Finally, Red Hat announced that Red Hat Insights, a predictive analytics tools optimized for IT operations, can now provide workflow analysis into Docker container environments.
The core Red Hat platform for running containers, formerly known as OpenShift Enterprise, has been rechristened Red Hat OpenShift Container Platform. Fitzgerald says the platform can be deployed on a public cloud, a private cloud, on top of a virtual machine or on a bare-metal server to provide IT organizations with a consistent IT environment regardless of where Docker containers are deployed. Core to that environment is an instance of the open source Kubernetes container management platform that Red Hat has standardized on. The overall OpenShift environment itself is then managed using Red Hat CloudForms management software and the Red Hat Ansible IT automation framework.
For all intents and purposes, Red Hat has combined all the attributes of PaaS with a container-as-a-service (CaaS) platform, thereby eliminating the need to deploy a separate framework just to support Docker applications. In fact, Fitzgerald says that OpenShift’s capabilities now extend well beyond the original definition of a PaaS. In addition, Red Hat makes it possible to deploy its open source JBoss application server as a container running on top of OpenShift. The end result is a much more integrated approach to deploying legacy and cloud-native applications on the same platform, Fitzgerald notes.
While Red Hat has embraced Docker containers, just about everything it is doing above and around the container differs from the platform approach being pursued by Docker Inc. Fitzgerald contends that in the fullness of time, a need to deploy Docker applications within the context of a larger enterprise environment combined with industry support for Kubernetes will tip the balance in favor of Red Hat.

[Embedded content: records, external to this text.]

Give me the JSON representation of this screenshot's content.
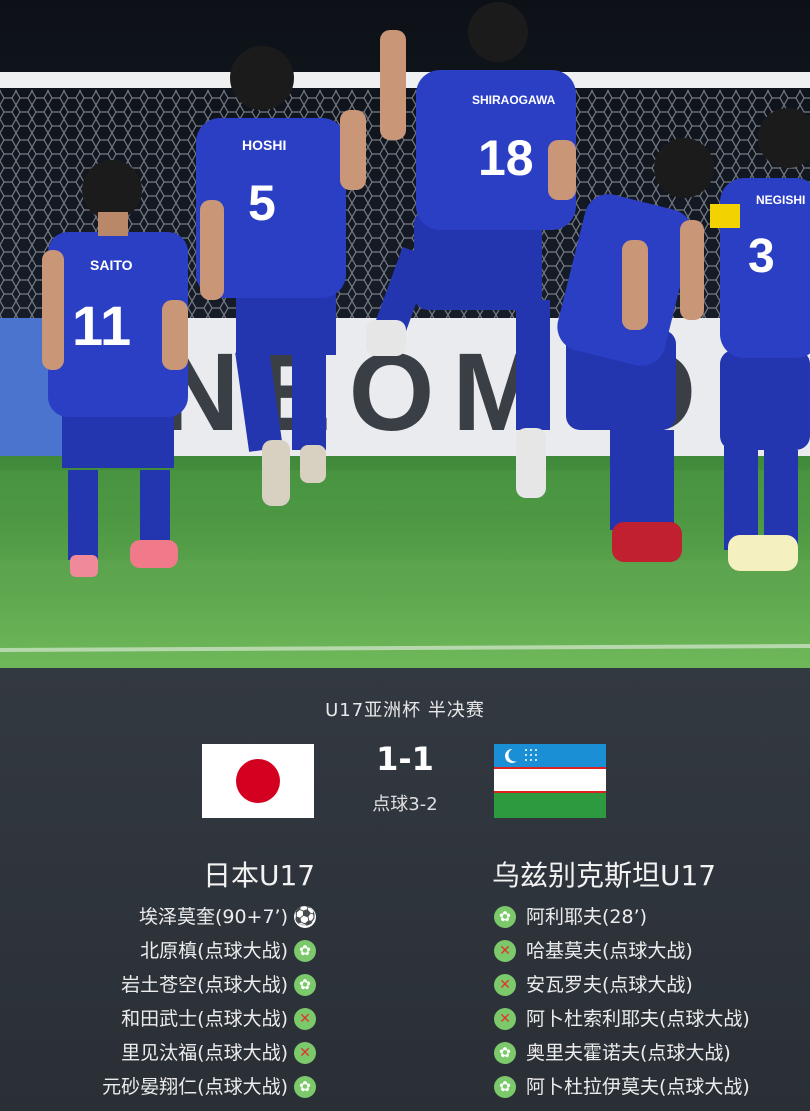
{
  "photo": {
    "jersey_names": [
      "SAITO",
      "HOSHI",
      "SHIRAOGAWA",
      "NEGISHI"
    ],
    "jersey_numbers": [
      "11",
      "5",
      "18",
      "3"
    ],
    "board_text": "NEOM O"
  },
  "match": {
    "competition": "U17亚洲杯 半决赛",
    "score": "1-1",
    "penalties": "点球3-2",
    "home": {
      "name": "日本U17",
      "flag": "japan-flag",
      "events": [
        {
          "text": "埃泽莫奎(90+7’)",
          "icon": "ball-icon"
        },
        {
          "text": "北原槙(点球大战)",
          "icon": "penalty-scored-icon"
        },
        {
          "text": "岩土苍空(点球大战)",
          "icon": "penalty-scored-icon"
        },
        {
          "text": "和田武士(点球大战)",
          "icon": "penalty-missed-icon"
        },
        {
          "text": "里见汰福(点球大战)",
          "icon": "penalty-missed-icon"
        },
        {
          "text": "元砂晏翔仁(点球大战)",
          "icon": "penalty-scored-icon"
        }
      ]
    },
    "away": {
      "name": "乌兹别克斯坦U17",
      "flag": "uzbekistan-flag",
      "events": [
        {
          "text": "阿利耶夫(28’)",
          "icon": "goal-icon"
        },
        {
          "text": "哈基莫夫(点球大战)",
          "icon": "penalty-missed-icon"
        },
        {
          "text": "安瓦罗夫(点球大战)",
          "icon": "penalty-missed-icon"
        },
        {
          "text": "阿卜杜索利耶夫(点球大战)",
          "icon": "penalty-missed-icon"
        },
        {
          "text": "奥里夫霍诺夫(点球大战)",
          "icon": "penalty-scored-icon"
        },
        {
          "text": "阿卜杜拉伊莫夫(点球大战)",
          "icon": "penalty-scored-icon"
        }
      ]
    }
  },
  "colors": {
    "panel_bg": "#2f343b",
    "jersey": "#2a3fc4",
    "pitch": "#5aa84a",
    "icon_green": "#7bc96b",
    "miss_red": "#e0332e"
  }
}
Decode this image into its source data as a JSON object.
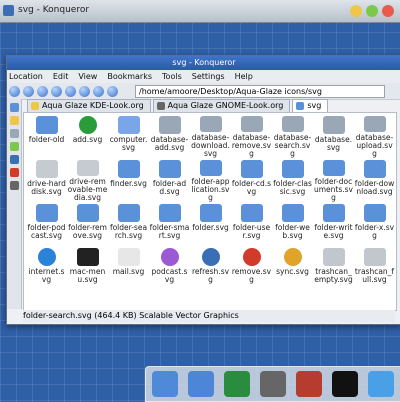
{
  "outer": {
    "title": "svg - Konqueror"
  },
  "window": {
    "title": "svg - Konqueror"
  },
  "menu": [
    "Location",
    "Edit",
    "View",
    "Bookmarks",
    "Tools",
    "Settings",
    "Help"
  ],
  "location": {
    "value": "/home/amoore/Desktop/Aqua-Glaze icons/svg"
  },
  "tabs": [
    {
      "label": "Aqua Glaze KDE-Look.org"
    },
    {
      "label": "Aqua Glaze GNOME-Look.org"
    },
    {
      "label": "svg"
    }
  ],
  "files": [
    {
      "name": "folder-old",
      "icon": "folder-icon"
    },
    {
      "name": "add.svg",
      "icon": "add-icon"
    },
    {
      "name": "computer.svg",
      "icon": "computer-icon"
    },
    {
      "name": "database-add.svg",
      "icon": "database-icon"
    },
    {
      "name": "database-download.svg",
      "icon": "database-icon"
    },
    {
      "name": "database-remove.svg",
      "icon": "database-icon"
    },
    {
      "name": "database-search.svg",
      "icon": "database-icon"
    },
    {
      "name": "database.svg",
      "icon": "database-icon"
    },
    {
      "name": "database-upload.svg",
      "icon": "database-icon"
    },
    {
      "name": "drive-harddisk.svg",
      "icon": "drive-icon"
    },
    {
      "name": "drive-removable-media.svg",
      "icon": "drive-icon"
    },
    {
      "name": "finder.svg",
      "icon": "finder-icon"
    },
    {
      "name": "folder-add.svg",
      "icon": "folder-icon"
    },
    {
      "name": "folder-application.svg",
      "icon": "folder-icon"
    },
    {
      "name": "folder-cd.svg",
      "icon": "folder-icon"
    },
    {
      "name": "folder-classic.svg",
      "icon": "folder-icon"
    },
    {
      "name": "folder-documents.svg",
      "icon": "folder-icon"
    },
    {
      "name": "folder-download.svg",
      "icon": "folder-icon"
    },
    {
      "name": "folder-podcast.svg",
      "icon": "folder-icon"
    },
    {
      "name": "folder-remove.svg",
      "icon": "folder-icon"
    },
    {
      "name": "folder-search.svg",
      "icon": "folder-icon"
    },
    {
      "name": "folder-smart.svg",
      "icon": "folder-icon"
    },
    {
      "name": "folder.svg",
      "icon": "folder-icon"
    },
    {
      "name": "folder-user.svg",
      "icon": "folder-icon"
    },
    {
      "name": "folder-web.svg",
      "icon": "folder-icon"
    },
    {
      "name": "folder-write.svg",
      "icon": "folder-icon"
    },
    {
      "name": "folder-x.svg",
      "icon": "folder-icon"
    },
    {
      "name": "internet.svg",
      "icon": "globe-icon"
    },
    {
      "name": "mac-menu.svg",
      "icon": "apple-icon"
    },
    {
      "name": "mail.svg",
      "icon": "mail-icon"
    },
    {
      "name": "podcast.svg",
      "icon": "podcast-icon"
    },
    {
      "name": "refresh.svg",
      "icon": "refresh-icon"
    },
    {
      "name": "remove.svg",
      "icon": "remove-icon"
    },
    {
      "name": "sync.svg",
      "icon": "sync-icon"
    },
    {
      "name": "trashcan_empty.svg",
      "icon": "trash-icon"
    },
    {
      "name": "trashcan_full.svg",
      "icon": "trash-icon"
    }
  ],
  "status": {
    "text": "folder-search.svg (464.4 KB)  Scalable Vector Graphics"
  },
  "dock": [
    {
      "name": "monitor-icon"
    },
    {
      "name": "finder-icon"
    },
    {
      "name": "globe-icon"
    },
    {
      "name": "mirror-icon"
    },
    {
      "name": "media-icon"
    },
    {
      "name": "terminal-icon"
    },
    {
      "name": "folder-icon"
    }
  ],
  "colors": {
    "accent": "#2f5fa7",
    "folder": "#5b91d8",
    "database": "#9aa7b7",
    "green": "#2a9c3a",
    "red": "#d23a2a"
  }
}
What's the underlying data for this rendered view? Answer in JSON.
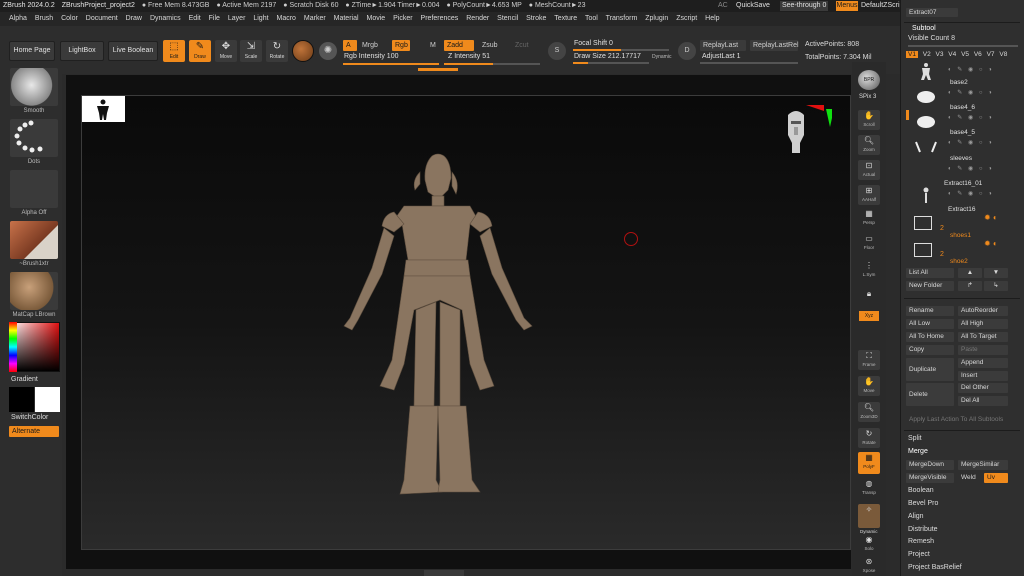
{
  "menubar": {
    "title": "ZBrush 2024.0.2",
    "project": "ZBrushProject_project2",
    "stats": [
      "● Free Mem 8.473GB",
      "● Active Mem 2197",
      "● Scratch Disk 60",
      "● ZTime►1.904 Timer►0.004",
      "● PolyCount►4.653 MP",
      "● MeshCount►23"
    ],
    "ac": "AC",
    "quicksave": "QuickSave",
    "seethrough": "See-through  0",
    "menus": "Menus",
    "script": "DefaultZScript",
    "items": [
      "Alpha",
      "Brush",
      "Color",
      "Document",
      "Draw",
      "Dynamics",
      "Edit",
      "File",
      "Layer",
      "Light",
      "Macro",
      "Marker",
      "Material",
      "Movie",
      "Picker",
      "Preferences",
      "Render",
      "Stencil",
      "Stroke",
      "Texture",
      "Tool",
      "Transform",
      "Zplugin",
      "Zscript",
      "Help"
    ]
  },
  "toolbar": {
    "home_page": "Home Page",
    "lightbox": "LightBox",
    "live_boolean": "Live Boolean",
    "edit": "Edit",
    "draw": "Draw",
    "move": "Move",
    "scale": "Scale",
    "rotate": "Rotate",
    "a_btn": "A",
    "mrgb": "Mrgb",
    "rgb": "Rgb",
    "m": "M",
    "zadd": "Zadd",
    "zsub": "Zsub",
    "zcut": "Zcut",
    "rgb_intensity": "Rgb Intensity 100",
    "z_intensity": "Z Intensity 51",
    "focal_shift": "Focal Shift 0",
    "draw_size": "Draw Size 212.17717",
    "dynamic": "Dynamic",
    "replay_last": "ReplayLast",
    "replay_last_rel": "ReplayLastRel",
    "adjust_last": "AdjustLast 1",
    "active_points": "ActivePoints: 808",
    "total_points": "TotalPoints: 7.304 Mil",
    "rgb_intensity_value": 1.0,
    "z_intensity_value": 0.51,
    "focal_shift_value": 0.5,
    "draw_size_value": 0.2
  },
  "leftshelf": {
    "brush": "Smooth",
    "stroke": "Dots",
    "alpha": "Alpha Off",
    "texture": "~Brush1xtr",
    "material": "MatCap LBrown",
    "gradient": "Gradient",
    "switch_color": "SwitchColor",
    "alternate": "Alternate"
  },
  "rightshelf": {
    "bpr": "BPR",
    "spix": "SPix 3",
    "items": [
      "Scroll",
      "Zoom",
      "Actual",
      "AAHalf",
      "Persp",
      "Floor",
      "L.Sym",
      "Xyz",
      "Frame",
      "Move",
      "Zoom3D",
      "Rotate",
      "PolyF",
      "Transp",
      "Dynamic",
      "Solo",
      "Xpose"
    ],
    "dynamic_label": "Dynamic"
  },
  "panel": {
    "extract_label": "Extract07",
    "subtool_title": "Subtool",
    "visible_count": "Visible Count 8",
    "v_tabs": [
      "V1",
      "V2",
      "V3",
      "V4",
      "V5",
      "V6",
      "V7",
      "V8"
    ],
    "subtools": [
      {
        "name": "",
        "active": false
      },
      {
        "name": "base2",
        "active": false
      },
      {
        "name": "base4_6",
        "active": false
      },
      {
        "name": "base4_5",
        "active": false
      },
      {
        "name": "sleeves",
        "active": false
      },
      {
        "name": "Extract16_01",
        "active": false
      },
      {
        "name": "Extract16",
        "active": false
      },
      {
        "name": "shoes1",
        "active": true
      },
      {
        "name": "shoe2",
        "active": true
      }
    ],
    "folder_count_1": "2",
    "folder_count_2": "2",
    "list_all": "List All",
    "new_folder": "New Folder",
    "rename": "Rename",
    "auto_reorder": "AutoReorder",
    "all_low": "All Low",
    "all_high": "All High",
    "all_to_home": "All To Home",
    "all_to_target": "All To Target",
    "copy": "Copy",
    "paste": "Paste",
    "duplicate": "Duplicate",
    "append": "Append",
    "insert": "Insert",
    "delete": "Delete",
    "del_other": "Del Other",
    "del_all": "Del All",
    "apply_last": "Apply Last Action To All Subtools",
    "split": "Split",
    "merge": "Merge",
    "merge_down": "MergeDown",
    "merge_similar": "MergeSimilar",
    "merge_visible": "MergeVisible",
    "weld": "Weld",
    "uv": "Uv",
    "boolean": "Boolean",
    "bevel_pro": "Bevel Pro",
    "align": "Align",
    "distribute": "Distribute",
    "remesh": "Remesh",
    "project": "Project",
    "project_basrelief": "Project BasRelief"
  },
  "colors": {
    "accent": "#f08a1c",
    "figure": "#8a7560",
    "background": "#2b2b2b"
  }
}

It’s too early to say how the container platform wars will play out. But it’s clear that a contest for control over the future of cloud native applications built using containers is now well underway.